(Items from an interface collection)
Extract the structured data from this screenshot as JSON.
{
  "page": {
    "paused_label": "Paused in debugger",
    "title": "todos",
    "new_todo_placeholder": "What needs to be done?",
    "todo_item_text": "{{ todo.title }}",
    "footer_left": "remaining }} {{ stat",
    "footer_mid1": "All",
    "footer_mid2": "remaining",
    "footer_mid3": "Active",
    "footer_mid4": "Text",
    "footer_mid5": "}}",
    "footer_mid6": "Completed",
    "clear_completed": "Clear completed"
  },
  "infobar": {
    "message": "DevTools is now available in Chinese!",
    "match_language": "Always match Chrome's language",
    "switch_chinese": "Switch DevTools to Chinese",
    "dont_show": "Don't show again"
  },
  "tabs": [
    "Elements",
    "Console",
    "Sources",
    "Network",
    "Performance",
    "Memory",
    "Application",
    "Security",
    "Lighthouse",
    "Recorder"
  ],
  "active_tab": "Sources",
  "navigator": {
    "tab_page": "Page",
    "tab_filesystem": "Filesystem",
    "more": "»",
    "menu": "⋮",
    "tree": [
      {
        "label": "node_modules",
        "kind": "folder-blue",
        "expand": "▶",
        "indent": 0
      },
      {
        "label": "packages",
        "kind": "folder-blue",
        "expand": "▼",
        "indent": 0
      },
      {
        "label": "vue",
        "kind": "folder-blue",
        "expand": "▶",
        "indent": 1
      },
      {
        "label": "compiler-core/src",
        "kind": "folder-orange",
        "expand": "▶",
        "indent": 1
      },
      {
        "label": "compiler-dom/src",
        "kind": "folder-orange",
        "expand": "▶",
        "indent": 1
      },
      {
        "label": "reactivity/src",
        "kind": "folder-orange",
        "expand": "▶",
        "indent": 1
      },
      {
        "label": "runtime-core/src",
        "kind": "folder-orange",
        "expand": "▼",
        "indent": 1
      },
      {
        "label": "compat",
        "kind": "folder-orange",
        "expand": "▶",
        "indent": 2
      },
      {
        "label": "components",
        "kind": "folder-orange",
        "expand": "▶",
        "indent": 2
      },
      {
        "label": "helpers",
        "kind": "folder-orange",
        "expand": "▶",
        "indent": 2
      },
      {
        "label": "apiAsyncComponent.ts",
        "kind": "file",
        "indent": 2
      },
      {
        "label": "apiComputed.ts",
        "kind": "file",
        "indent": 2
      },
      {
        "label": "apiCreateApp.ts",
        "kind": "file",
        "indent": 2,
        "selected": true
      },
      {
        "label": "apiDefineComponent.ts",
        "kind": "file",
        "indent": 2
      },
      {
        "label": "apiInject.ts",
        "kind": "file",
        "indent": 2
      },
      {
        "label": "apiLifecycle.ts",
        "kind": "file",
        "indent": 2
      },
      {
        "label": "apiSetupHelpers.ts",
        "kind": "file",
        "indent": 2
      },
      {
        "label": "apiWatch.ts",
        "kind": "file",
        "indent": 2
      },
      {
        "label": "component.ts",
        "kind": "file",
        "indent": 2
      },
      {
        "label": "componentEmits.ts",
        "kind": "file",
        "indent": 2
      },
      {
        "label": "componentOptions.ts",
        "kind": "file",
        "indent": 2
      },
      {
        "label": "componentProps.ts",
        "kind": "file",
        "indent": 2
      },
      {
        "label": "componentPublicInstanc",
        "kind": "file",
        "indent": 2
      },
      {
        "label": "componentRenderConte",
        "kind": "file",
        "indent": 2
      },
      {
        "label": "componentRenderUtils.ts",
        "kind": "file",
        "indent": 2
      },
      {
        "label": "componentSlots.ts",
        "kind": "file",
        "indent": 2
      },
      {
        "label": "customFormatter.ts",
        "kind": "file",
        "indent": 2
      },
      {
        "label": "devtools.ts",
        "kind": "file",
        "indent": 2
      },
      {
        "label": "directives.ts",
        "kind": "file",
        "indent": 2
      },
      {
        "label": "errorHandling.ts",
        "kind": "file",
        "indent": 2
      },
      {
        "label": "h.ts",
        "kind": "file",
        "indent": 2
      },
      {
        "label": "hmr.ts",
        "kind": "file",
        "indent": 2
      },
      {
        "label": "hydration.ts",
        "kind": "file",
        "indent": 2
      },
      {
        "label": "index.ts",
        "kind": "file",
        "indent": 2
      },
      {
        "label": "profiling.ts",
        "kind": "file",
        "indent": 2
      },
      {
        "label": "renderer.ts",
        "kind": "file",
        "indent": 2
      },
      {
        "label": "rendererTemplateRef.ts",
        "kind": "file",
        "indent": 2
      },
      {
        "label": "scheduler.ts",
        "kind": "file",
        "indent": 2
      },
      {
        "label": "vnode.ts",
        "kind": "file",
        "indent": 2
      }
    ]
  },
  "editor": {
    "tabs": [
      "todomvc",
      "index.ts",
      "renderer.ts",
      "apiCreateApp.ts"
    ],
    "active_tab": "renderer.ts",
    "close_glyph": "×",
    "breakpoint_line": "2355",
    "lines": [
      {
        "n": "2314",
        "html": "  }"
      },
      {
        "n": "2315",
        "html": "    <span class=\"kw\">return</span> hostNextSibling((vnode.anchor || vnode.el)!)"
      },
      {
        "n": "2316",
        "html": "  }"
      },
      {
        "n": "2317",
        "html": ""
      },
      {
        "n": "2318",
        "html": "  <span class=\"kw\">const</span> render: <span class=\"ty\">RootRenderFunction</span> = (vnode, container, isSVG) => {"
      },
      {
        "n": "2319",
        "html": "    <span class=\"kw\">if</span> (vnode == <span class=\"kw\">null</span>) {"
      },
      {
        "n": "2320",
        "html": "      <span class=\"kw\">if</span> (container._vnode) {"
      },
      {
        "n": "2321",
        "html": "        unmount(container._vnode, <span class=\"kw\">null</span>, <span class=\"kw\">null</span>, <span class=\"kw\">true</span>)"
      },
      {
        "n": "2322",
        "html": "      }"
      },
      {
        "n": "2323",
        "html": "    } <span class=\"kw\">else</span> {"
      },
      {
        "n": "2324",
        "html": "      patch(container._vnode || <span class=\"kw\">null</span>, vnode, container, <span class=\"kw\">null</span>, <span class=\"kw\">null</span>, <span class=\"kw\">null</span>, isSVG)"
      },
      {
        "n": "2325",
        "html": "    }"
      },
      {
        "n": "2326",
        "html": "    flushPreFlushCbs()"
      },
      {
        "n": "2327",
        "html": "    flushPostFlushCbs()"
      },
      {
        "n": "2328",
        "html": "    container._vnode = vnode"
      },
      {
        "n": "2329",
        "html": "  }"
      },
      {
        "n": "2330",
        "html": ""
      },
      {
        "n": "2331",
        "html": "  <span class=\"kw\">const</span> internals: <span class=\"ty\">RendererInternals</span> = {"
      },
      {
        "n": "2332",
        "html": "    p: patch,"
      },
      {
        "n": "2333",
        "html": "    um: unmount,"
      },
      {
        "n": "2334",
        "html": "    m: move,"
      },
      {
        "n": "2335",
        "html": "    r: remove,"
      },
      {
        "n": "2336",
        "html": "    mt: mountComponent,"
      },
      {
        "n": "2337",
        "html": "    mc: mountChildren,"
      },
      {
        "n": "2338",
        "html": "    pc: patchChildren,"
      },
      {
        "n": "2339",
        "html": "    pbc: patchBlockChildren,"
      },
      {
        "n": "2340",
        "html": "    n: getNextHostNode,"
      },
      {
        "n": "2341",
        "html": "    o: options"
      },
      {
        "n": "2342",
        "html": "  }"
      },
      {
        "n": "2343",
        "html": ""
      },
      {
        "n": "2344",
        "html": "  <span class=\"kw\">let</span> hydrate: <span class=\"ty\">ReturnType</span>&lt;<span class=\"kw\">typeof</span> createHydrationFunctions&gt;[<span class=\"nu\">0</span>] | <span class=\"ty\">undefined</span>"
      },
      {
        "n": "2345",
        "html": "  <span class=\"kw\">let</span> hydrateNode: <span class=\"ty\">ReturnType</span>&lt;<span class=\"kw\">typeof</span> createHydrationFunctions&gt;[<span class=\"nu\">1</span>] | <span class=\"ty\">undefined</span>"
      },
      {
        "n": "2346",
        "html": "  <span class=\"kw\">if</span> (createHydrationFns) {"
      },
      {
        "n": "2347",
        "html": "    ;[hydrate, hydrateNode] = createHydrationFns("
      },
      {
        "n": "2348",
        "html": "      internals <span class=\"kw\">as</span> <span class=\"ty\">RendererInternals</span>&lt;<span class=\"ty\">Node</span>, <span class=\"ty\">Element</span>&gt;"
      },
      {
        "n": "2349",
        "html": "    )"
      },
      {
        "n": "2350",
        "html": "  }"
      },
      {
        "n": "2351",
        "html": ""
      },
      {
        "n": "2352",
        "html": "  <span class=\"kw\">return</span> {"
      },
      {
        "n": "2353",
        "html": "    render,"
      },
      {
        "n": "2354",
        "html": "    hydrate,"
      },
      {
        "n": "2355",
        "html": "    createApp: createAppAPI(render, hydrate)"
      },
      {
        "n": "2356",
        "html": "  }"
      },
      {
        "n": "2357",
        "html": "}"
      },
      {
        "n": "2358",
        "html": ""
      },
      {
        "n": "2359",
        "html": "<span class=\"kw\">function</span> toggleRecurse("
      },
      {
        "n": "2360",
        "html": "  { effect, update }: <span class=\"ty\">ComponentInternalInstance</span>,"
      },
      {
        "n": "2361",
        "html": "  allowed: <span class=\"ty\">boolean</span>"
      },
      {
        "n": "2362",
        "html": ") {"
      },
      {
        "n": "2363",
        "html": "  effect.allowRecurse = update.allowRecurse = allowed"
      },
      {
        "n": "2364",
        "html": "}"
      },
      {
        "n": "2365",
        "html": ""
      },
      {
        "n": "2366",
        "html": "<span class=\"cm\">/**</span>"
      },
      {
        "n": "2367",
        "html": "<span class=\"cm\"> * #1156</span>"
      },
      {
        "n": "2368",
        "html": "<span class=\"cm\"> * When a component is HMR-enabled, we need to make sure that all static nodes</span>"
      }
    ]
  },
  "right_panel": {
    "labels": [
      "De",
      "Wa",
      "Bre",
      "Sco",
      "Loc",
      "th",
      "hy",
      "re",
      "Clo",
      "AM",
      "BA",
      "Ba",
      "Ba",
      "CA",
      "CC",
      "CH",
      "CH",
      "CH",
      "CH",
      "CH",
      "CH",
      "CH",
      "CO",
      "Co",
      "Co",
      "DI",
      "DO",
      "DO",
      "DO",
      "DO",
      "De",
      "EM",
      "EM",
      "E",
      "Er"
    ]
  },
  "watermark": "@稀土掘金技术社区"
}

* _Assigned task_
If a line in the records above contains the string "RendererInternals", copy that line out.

* _Result below_
        "html": "  <span class=\"kw\">const</span> internals: <span class=\"ty\">RendererInternals</span> = {"
        "html": "      internals <span class=\"kw\">as</span> <span class=\"ty\">RendererInternals</span>&lt;<span class=\"ty\">Node</span>, <span class=\"ty\">Element</span>&gt;"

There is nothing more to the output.